*** Opening of EXERCISE MATERIALS ***
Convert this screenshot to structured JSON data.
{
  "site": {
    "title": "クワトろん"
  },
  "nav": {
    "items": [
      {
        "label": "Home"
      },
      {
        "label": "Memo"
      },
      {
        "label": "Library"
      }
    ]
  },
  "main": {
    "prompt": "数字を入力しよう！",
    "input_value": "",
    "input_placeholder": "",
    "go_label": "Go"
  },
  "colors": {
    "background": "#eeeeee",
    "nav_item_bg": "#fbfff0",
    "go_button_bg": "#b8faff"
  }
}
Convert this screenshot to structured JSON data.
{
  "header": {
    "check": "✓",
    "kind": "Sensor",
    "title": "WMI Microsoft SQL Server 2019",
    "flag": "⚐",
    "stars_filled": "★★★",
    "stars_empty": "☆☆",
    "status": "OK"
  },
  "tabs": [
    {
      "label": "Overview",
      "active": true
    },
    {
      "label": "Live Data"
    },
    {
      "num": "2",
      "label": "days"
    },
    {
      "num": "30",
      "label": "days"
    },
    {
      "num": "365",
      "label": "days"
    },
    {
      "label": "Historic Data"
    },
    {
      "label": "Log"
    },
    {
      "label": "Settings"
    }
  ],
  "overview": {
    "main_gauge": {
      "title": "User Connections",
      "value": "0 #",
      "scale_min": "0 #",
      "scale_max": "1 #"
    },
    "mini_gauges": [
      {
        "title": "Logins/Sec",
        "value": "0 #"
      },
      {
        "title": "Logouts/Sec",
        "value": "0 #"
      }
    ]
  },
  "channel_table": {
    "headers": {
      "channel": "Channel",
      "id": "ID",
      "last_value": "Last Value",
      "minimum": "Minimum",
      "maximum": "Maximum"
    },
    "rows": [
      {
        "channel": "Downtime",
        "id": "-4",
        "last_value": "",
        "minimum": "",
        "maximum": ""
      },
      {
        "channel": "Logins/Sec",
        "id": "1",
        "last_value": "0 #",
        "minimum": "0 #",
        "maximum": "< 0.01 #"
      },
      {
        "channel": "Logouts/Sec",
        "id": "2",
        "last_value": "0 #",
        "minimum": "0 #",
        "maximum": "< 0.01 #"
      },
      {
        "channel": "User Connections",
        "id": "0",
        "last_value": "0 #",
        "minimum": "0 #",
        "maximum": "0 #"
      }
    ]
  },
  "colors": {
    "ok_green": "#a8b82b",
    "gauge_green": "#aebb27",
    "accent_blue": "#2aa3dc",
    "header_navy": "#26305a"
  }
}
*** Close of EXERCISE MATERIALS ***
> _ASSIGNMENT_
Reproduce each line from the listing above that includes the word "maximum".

> _OUTPUT OF THE TASK_
      "maximum": "Maximum"
        "maximum": ""
        "maximum": "< 0.01 #"
        "maximum": "< 0.01 #"
        "maximum": "0 #"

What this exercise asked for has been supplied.